I like to say that the photographer makes the photograph, not the camera. A camera is just a tool.
That is absolutely true. Cameras don’t create photographs by themselves. The photographer chooses what to point the camera at, the framing, the settings.
It’s also true that the camera influences the photographs you make. It’s not possible to make the same photographs with every camera out there. A pinhole camera is going to create a different photograph than a dSLR. An iPhone is going to create a different photograph than a large format film camera. Each camera has differences.
So the photographer makes the photograph, but only within the range of parameters available from the camera.
When I choose my tool, the iPhone right now, I am choosing a range to work within. I am choosing both the limitations and the options, the advantages and disadvantages, of the specific camera system. That in turn influences the images I create.

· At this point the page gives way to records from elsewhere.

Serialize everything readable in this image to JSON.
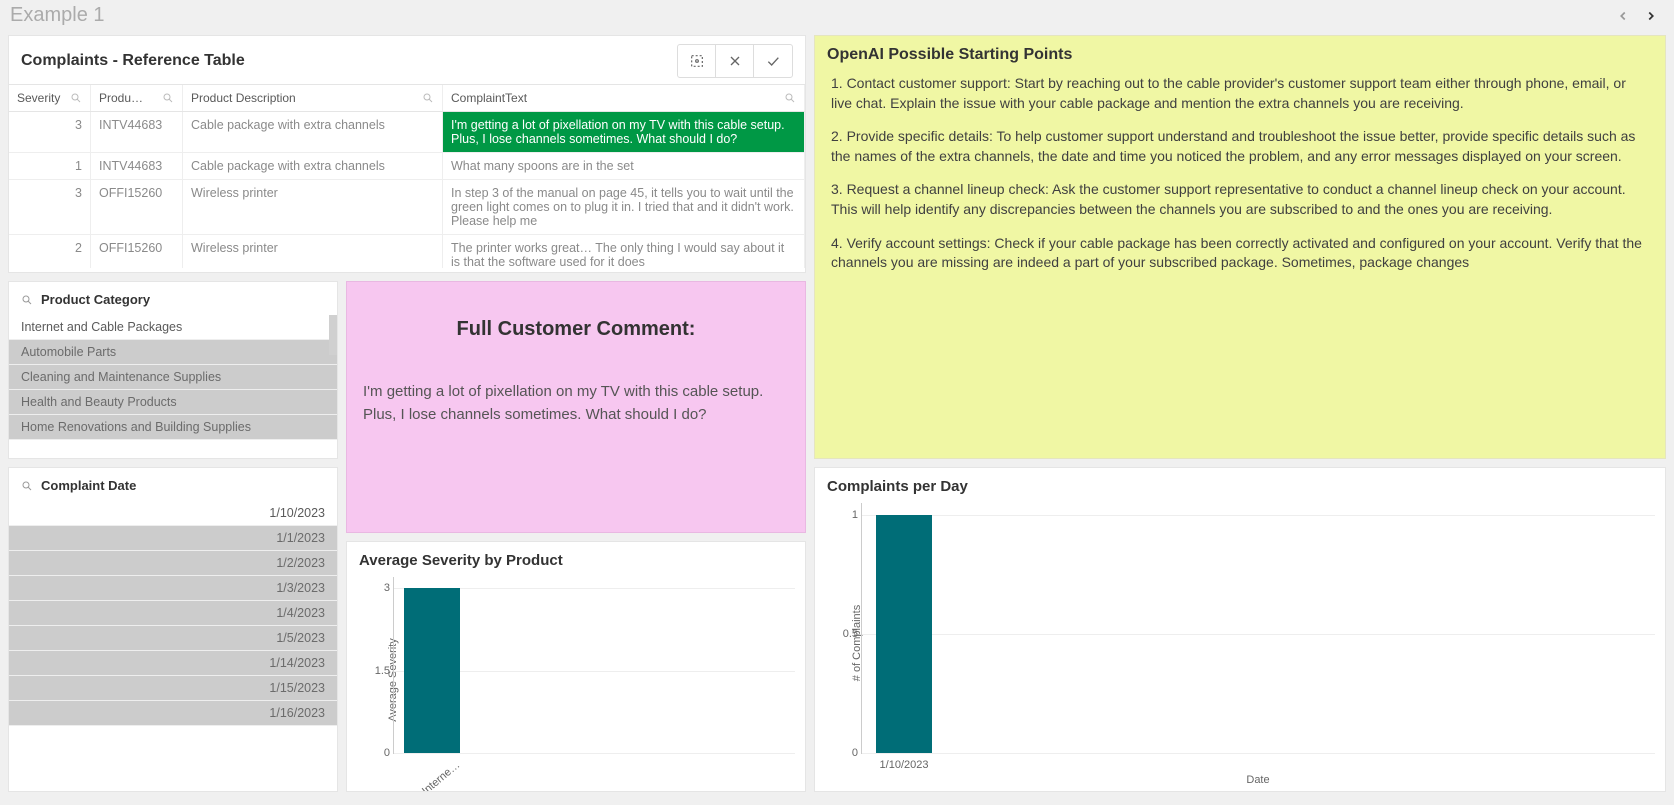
{
  "sheet": {
    "title": "Example 1"
  },
  "complaints_table": {
    "title": "Complaints - Reference Table",
    "columns": {
      "severity": "Severity",
      "product": "Produ…",
      "description": "Product Description",
      "text": "ComplaintText"
    },
    "rows": [
      {
        "severity": "3",
        "product": "INTV44683",
        "description": "Cable package with extra channels",
        "text": "I'm getting a lot of pixellation on my TV with this cable setup. Plus, I lose channels sometimes. What should I do?",
        "selected": true
      },
      {
        "severity": "1",
        "product": "INTV44683",
        "description": "Cable package with extra channels",
        "text": "What many spoons are in the set",
        "selected": false
      },
      {
        "severity": "3",
        "product": "OFFI15260",
        "description": "Wireless printer",
        "text": "In step 3 of the manual on page 45, it tells you to wait until the green light comes on to plug it in. I tried that and it didn't work. Please help me",
        "selected": false
      },
      {
        "severity": "2",
        "product": "OFFI15260",
        "description": "Wireless printer",
        "text": "The printer works great… The only thing I would say about it is that the software used for it does",
        "selected": false
      }
    ]
  },
  "openai": {
    "title": "OpenAI Possible Starting Points",
    "paragraphs": [
      "1. Contact customer support: Start by reaching out to the cable provider's customer support team either through phone, email, or live chat. Explain the issue with your cable package and mention the extra channels you are receiving.",
      "2. Provide specific details: To help customer support understand and troubleshoot the issue better, provide specific details such as the names of the extra channels, the date and time you noticed the problem, and any error messages displayed on your screen.",
      "3. Request a channel lineup check: Ask the customer support representative to conduct a channel lineup check on your account. This will help identify any discrepancies between the channels you are subscribed to and the ones you are receiving.",
      "4. Verify account settings: Check if your cable package has been correctly activated and configured on your account. Verify that the channels you are missing are indeed a part of your subscribed package. Sometimes, package changes"
    ]
  },
  "product_category": {
    "title": "Product Category",
    "items": [
      {
        "label": "Internet and Cable Packages",
        "state": "possible"
      },
      {
        "label": "Automobile Parts",
        "state": "excluded"
      },
      {
        "label": "Cleaning and Maintenance Supplies",
        "state": "excluded"
      },
      {
        "label": "Health and Beauty Products",
        "state": "excluded"
      },
      {
        "label": "Home Renovations and Building Supplies",
        "state": "excluded"
      }
    ]
  },
  "complaint_date": {
    "title": "Complaint Date",
    "items": [
      {
        "label": "1/10/2023",
        "state": "possible"
      },
      {
        "label": "1/1/2023",
        "state": "excluded"
      },
      {
        "label": "1/2/2023",
        "state": "excluded"
      },
      {
        "label": "1/3/2023",
        "state": "excluded"
      },
      {
        "label": "1/4/2023",
        "state": "excluded"
      },
      {
        "label": "1/5/2023",
        "state": "excluded"
      },
      {
        "label": "1/14/2023",
        "state": "excluded"
      },
      {
        "label": "1/15/2023",
        "state": "excluded"
      },
      {
        "label": "1/16/2023",
        "state": "excluded"
      }
    ]
  },
  "comment": {
    "title": "Full Customer Comment:",
    "body": "I'm getting a lot of pixellation on my TV with this cable setup. Plus, I lose channels sometimes. What should I do?"
  },
  "avg_severity": {
    "title": "Average Severity by Product"
  },
  "complaints_per_day": {
    "title": "Complaints per Day"
  },
  "chart_data": [
    {
      "id": "avg_severity",
      "type": "bar",
      "title": "Average Severity by Product",
      "ylabel": "Average Severity",
      "xlabel": "",
      "categories": [
        "Interne…"
      ],
      "values": [
        3
      ],
      "yticks": [
        0,
        1.5,
        3
      ],
      "ylim": [
        0,
        3.2
      ]
    },
    {
      "id": "complaints_per_day",
      "type": "bar",
      "title": "Complaints per Day",
      "ylabel": "# of Complaints",
      "xlabel": "Date",
      "categories": [
        "1/10/2023"
      ],
      "values": [
        1
      ],
      "yticks": [
        0,
        0.5,
        1
      ],
      "ylim": [
        0,
        1.05
      ]
    }
  ]
}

I tell people the iPhone changed my art. It changed how and when I take photographs, it changed what I take photographs of, it changed what I do with them. All this fundamental change, because of the tool I use.
The camera I am using influences me as much as I influence the images coming from the camera. It’s a give and take.

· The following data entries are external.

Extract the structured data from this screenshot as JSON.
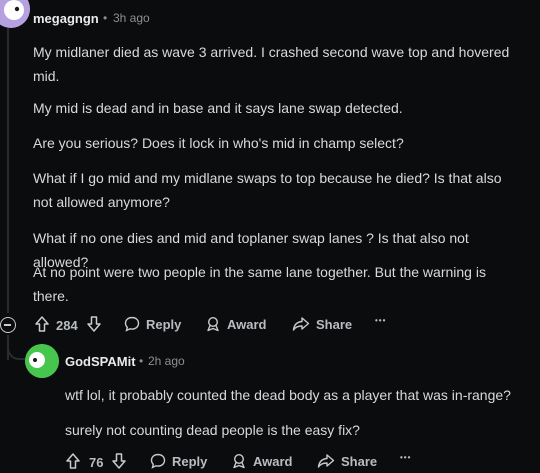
{
  "comment": {
    "author": "megagngn",
    "separator": "•",
    "time": "3h ago",
    "paragraphs": [
      "My midlaner died as wave 3 arrived. I crashed second wave top and hovered mid.",
      "My mid is dead and in base and it says lane swap detected.",
      "Are you serious? Does it lock in who's mid in champ select?",
      "What if I go mid and my midlane swaps to top because he died? Is that also not allowed anymore?",
      "What if no one dies and mid and toplaner swap lanes ? Is that also not allowed?",
      "At no point were two people in the same lane together. But the warning is there."
    ],
    "votes": "284",
    "reply_label": "Reply",
    "award_label": "Award",
    "share_label": "Share",
    "more_label": "•••"
  },
  "reply": {
    "author": "GodSPAMit",
    "separator": "•",
    "time": "2h ago",
    "paragraphs": [
      "wtf lol, it probably counted the dead body as a player that was in-range?",
      "surely not counting dead people is the easy fix?"
    ],
    "votes": "76",
    "reply_label": "Reply",
    "award_label": "Award",
    "share_label": "Share",
    "more_label": "•••"
  }
}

As much as photographers might get frustrated with the ever-present gear obsession and the question, “What camera do you use?” As much as we might want to say the camera doesn’t matter, it’s the photographer…
The reality is, the camera we use does matter. How could it not? It’s the fundamental tool we use to create our art.
Your turn: How does your camera influence you?